In an experiment published in JMIR Mental Health, people with social anxiety disorder showed reduced social anxiety and less negative rumination after virtual reality-based exposure therapy. In addition, this reduction in symptoms was associated with changes in brain activity when participants judged whether positive words were self-relevant.
People with social anxiety disorder (SAD) experience an intense fear of negative evaluation during social situations that greatly interferes with their quality of life. In researching possible treatments for the disorder, psychology scholars have identified virtual reality (VR) therapy as an effective intervention to teach adaptive skills to people with SAD.
A team of researchers led by Ji-Won Hur devised a study to explore the effectiveness of VR therapy in addressing a particular aspect of SAD that is believed to be key to the development and maintenance of the disorder. Self-referential processing, which refers to the processing of self-related information, appears to be skewed among people with social anxiety. Using neuroimaging, the researchers tested whether virtual reality therapy would affect areas of the brain responsible for self-referential processing.
First, a sample of 25 individuals diagnosed with SAD and 22 healthy control subjects participated in an initial evaluation. All participants performed a self-referential processing task while undergoing a functional magnetic resonance imaging (MRI). During the assignment, subjects were presented with a series of words that were neutral, positive, or negative and asked to select whether each word was relevant to them, somewhat relevant to them, or not relevant to them.
Next, 21 of the participants with SAD participated in six VR sessions during several laboratory visits. Virtual reality situations varied in difficulty, but each showed a scenario of social anxiety in which participants had to introduce themselves to strangers. After completing treatment, participants with SAD underwent another RMF while participating again in a self-referential processing task.
When the researchers analyzed the baseline data, they found that people with SAD showed greater activation in certain parts of the brain during the task of self-referential processing compared to controls.
After VR therapy, participants with SAD showed increased activity in various parts of the brain, including the frontal, temporal, and occipital lobes. In addition, they showed strong decreases in negative rumination and lower scores on the social phobia scale (SPS). In fact, SPS scores fell below severity levels.

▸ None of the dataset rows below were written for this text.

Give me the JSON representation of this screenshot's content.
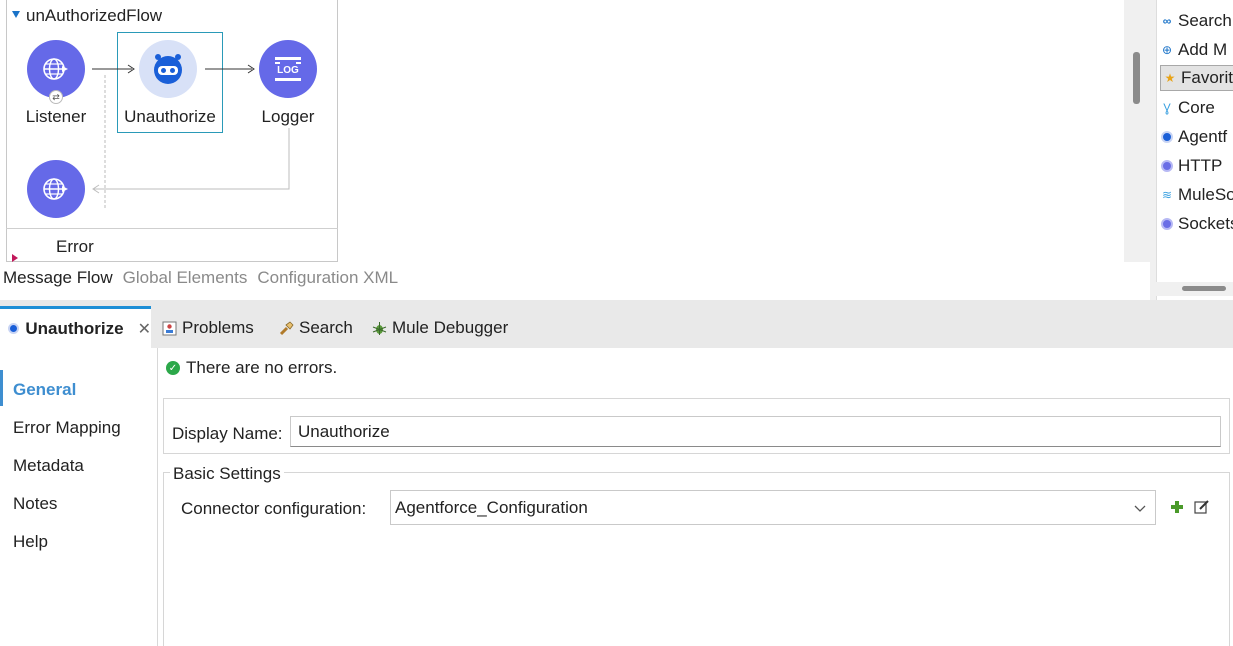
{
  "canvas": {
    "flow_title": "unAuthorizedFlow",
    "nodes": {
      "listener": "Listener",
      "unauthorize": "Unauthorize",
      "logger": "Logger"
    },
    "error_label": "Error",
    "tabs": [
      "Message Flow",
      "Global Elements",
      "Configuration XML"
    ]
  },
  "palette": {
    "items": [
      "Search",
      "Add M",
      "Favorite",
      "Core",
      "Agentf",
      "HTTP",
      "MuleSo",
      "Sockets"
    ]
  },
  "bottom": {
    "props_tab": "Unauthorize",
    "tabs": {
      "problems": "Problems",
      "search": "Search",
      "debugger": "Mule Debugger"
    },
    "nav": [
      "General",
      "Error Mapping",
      "Metadata",
      "Notes",
      "Help"
    ],
    "status_message": "There are no errors.",
    "display_name_label": "Display Name:",
    "display_name_value": "Unauthorize",
    "basic_settings": "Basic Settings",
    "connector_label": "Connector configuration:",
    "connector_value": "Agentforce_Configuration"
  },
  "colors": {
    "node_fill": "#6569e8",
    "selection_border": "#2a9ab8",
    "active_nav": "#3e8ed0",
    "ok_green": "#2ca84a"
  }
}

In addition, the more participants showed changes in activity on the lingual turn during positive word processing, the lower the social anxiety and the less they participated in the negative rumination after VR therapy. Hur and colleagues point out that, according to previous research, lingual twist may be involved in self-referential processing. They say that RV therapy may have helped patients with SAD to accept positive words as self-referential.
Participants also showed increased activity in the brain areas involved in the processing of autobiographical memories, the construction of self-images, and the integration of sensory information.
“To our knowledge,” the researchers report, “this is the first neuroimaging study to specify changes in psychophysiological responses to self-referential information in social anxiety disorder in response to VR therapy. We believe that our findings may contribute to a better understanding of the therapeutic effects of RV-based interventions, which could be included in the routine treatment of social anxiety disorder. “
Since the control group did not participate in the VR sessions, it is not known whether the neural changes observed in patients with SAD were caused directly by therapy treatment. However, the study authors emphasize that SAD participants showed significant changes in brain activity during self-referential processing after completing therapy.
The study, “Virtual Reality-Based Psychotherapy in Social Anxiety Disorder: An fMRI Study Using a Self-Referential Task,” was written by Ji-Won Hur, Hyemin Shin, Dooyoung Jung, Heon-Jeong Lee, Sungkil Lee, Gerard J Kim, Chung-Yean Cho, Seungmoon Choi, Seung-Moo Lee and Chul-Hyun Cho.